Automatic Recognition of DNA Pliers in Atomic Force Microscopy Images
- 173 Downloads
Bottom-up fabrication techniques are expected to alleviate the limitations of top-down fabrication. Bottom-up fabrication requires self-assembling facilities to construct complex structures including DNA nanostructures, DNA robots, further molecular robots, and so on. DNA origami is one of buttom-up fabrication techniques. In this paper, we focus on the automatic recognition of flexible DNA origami named “DNA pliers” in AFM (atomic force microscopy) image. Auto recognition of DNA pliers is challenging and necessary since DNA pliers can have several forms: parallel, cross, and anti-parallel forms, depending on hinge angles. Our method uses the information of the curvature scale space method and convexity-concavity detection extracted from DNA pliers. The experiments show that the combination of the curvature scale space method and convexity-concavity detection can work well for DNA pliers recognition if appropriate contour information for the DNA pliers is available from an AFM image.

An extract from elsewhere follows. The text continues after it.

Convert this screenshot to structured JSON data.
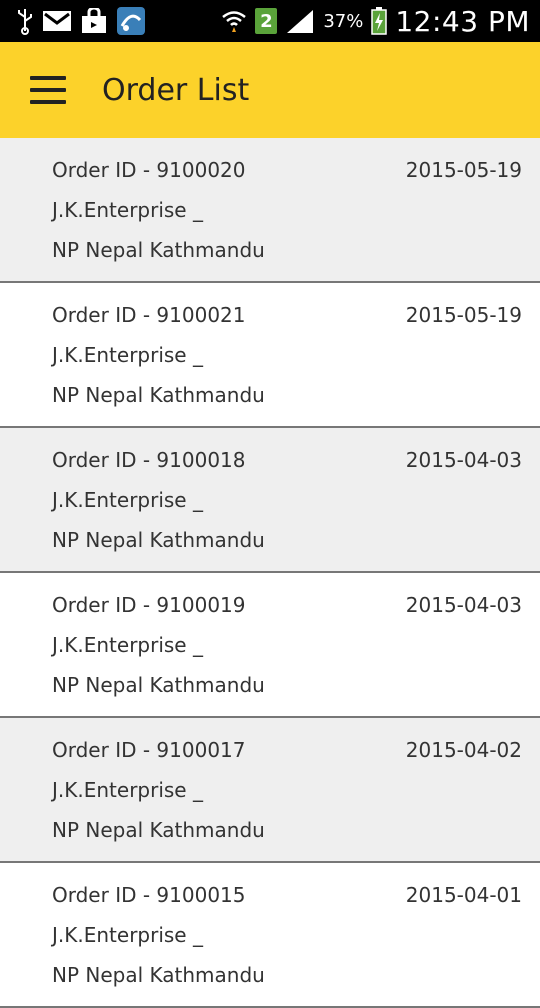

KeywordsAtomic Force Microscope (AFM) Image Analysis Curvature Scale Space Technique Convexity-concavity Detection DNA Nanostructures Molecular Robotics
Unable to display preview. Download preview PDF.
- 5.Kuzuya, A., Sakai, Y., Yamazaki, T., Xu, Y. and Komiyama, M., “Nanomechanical DNA origami ‘single-molecule beacons’ directly imaged by atomic force microscopy,” Nature Communications, 2, 449, doi:10.1038/ncomms1452, 2011.
- 9.Mokhtarian, F. and Mackworth, A., “A Theory of Multiscale, Curvature-Based Shape Representation for Planar Curves,” IEEE Transactions on Pattern Analysis and Machine Intelligence, 14, 8, pp. 789–805, 1992.Google Scholar
- 10.Mokhtarian, F. and Bober, M., Curvature Scale Space Representation: Theory, Applications, and Mpeg-7 Standardization (Computational Imaging and Vision), Kluwer Academic Pub, United States, 2003.07.Google Scholar
- 11.Han, Y., Koike, H. and Idesawa, M., “Recognizing Objects with Multiple Configurations,” Pattern Analysis and Applications, 17, 1, pp. 195–209, 2014.Google Scholar
- 12.Bay, H., Ess, A., Tuytelaars, T. and Gool, L. V., “Speeded-Up Robust Features (SURF),” Computer Vision and Image Understanding (CVIU), 110, 3, pp. 346–359, 2008.Google Scholar
- 14.Han, Y., “Recognize Objects with Three Kinds of Information in Landmarks,” Pattern Recognition, 46, 11, pp. 2860–2873, 2013.Google Scholar
- 15.Ando, N., Suehiro, T., Kitagaki, K., Kotoku, T. and Yoon, W., “RT-Middleware: Distributed Component Middleware for RT (Robot Technology),” 2005 IEEE/RSJ International Conference on Intelligent Robots and Systems (IROS2005), pp. 3933–3938, 2005.08.Google Scholar
- 16.Ando, N., Suehiro, T. and Kotoku, T., “A Software Platform for Component Based RT-System Development: OpenRTM-Aist,” International Conference on SIMULATION, MODELING and PROGRAMMING for AUTONOMOUS ROBOTS (SIMPAR 2008), Venice, Italy, ISSN 0302-9743, pp.87–98, 2008.Google Scholar
- 17.Han, Y., Sumi, Y., Matsumoto, Y. and Ando, N., “Acquisition of Object Pose from Barcode for Robot Manipulation,” Simulation, Modeling, and Programming for Autonomous Robots (SIMPAR 2012), Tsukuba, Japan, Date: 5-8 Nov. 2012, pp. 299–310, 2012.Google Scholar